The Illinois Supreme Court ruled on Friday last week that settlements reached in malpractice claims against companies that provide care for inmates in Illinois prison are in the public record and can be FOIA requested.
The ruling ends a 4 year long battle between Springfield newspaper Illinois Times and the Illinois Department of Corrections after the paper asked for a copy of a settlement reached in the case of Alfonso Franco, a prisoner at Taylorville Correctional Center inmate who died of colon cancer in 2012 after the company contracted by the state of Illinois – Wexford Health Services – failed to provide him adequate care.
The paper initially lost at the local level in the case but the Fourth District Appellate Court and the Illinois Supreme Court ruled otherwise, relying on a clause in the state Freedom of Information Act that states any entity that performs a governmental function is subject to the state’s public records law.
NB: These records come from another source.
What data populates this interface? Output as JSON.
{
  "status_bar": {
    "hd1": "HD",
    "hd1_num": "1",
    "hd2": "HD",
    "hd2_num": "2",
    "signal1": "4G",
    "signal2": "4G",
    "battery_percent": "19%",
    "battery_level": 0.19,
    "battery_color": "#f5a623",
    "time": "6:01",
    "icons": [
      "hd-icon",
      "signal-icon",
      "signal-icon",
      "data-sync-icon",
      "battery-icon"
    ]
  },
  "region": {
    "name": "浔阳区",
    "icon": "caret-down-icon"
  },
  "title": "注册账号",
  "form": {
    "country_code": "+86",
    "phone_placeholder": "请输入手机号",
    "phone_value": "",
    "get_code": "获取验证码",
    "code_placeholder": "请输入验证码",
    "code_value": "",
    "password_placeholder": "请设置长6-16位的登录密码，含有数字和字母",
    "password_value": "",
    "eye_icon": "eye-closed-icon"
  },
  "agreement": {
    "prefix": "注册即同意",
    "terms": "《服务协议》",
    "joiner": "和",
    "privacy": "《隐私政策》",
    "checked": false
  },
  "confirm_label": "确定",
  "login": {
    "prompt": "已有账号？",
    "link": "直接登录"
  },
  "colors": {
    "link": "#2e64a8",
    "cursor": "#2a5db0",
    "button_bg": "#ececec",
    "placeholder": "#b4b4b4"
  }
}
The opinion comes in the midst of litigation by inmates in IDOC, who say that medical care in prisons has been substandard to the point that it violates their constitutional rights. The state’s contract with Wexford, worth $1.4 billion, is set to expire in 2021. The ruling by the Supreme Court now goes beyond just IDOC, but applies to any company performing governmental functions in Illinois who has a lawsuit settlement. Those settlements must now be made public under the ruling.
The court ruling was a 5-1 decision, with Justice Anne Burke taking no part in the case and Justice Mary Jane Theis dissenting. In her dissent, Theis wrote that the majority made an “unwarranted assumption” that a transaction between private parties qualifies as a public record. She also wrote that the settlement was not made with public funds.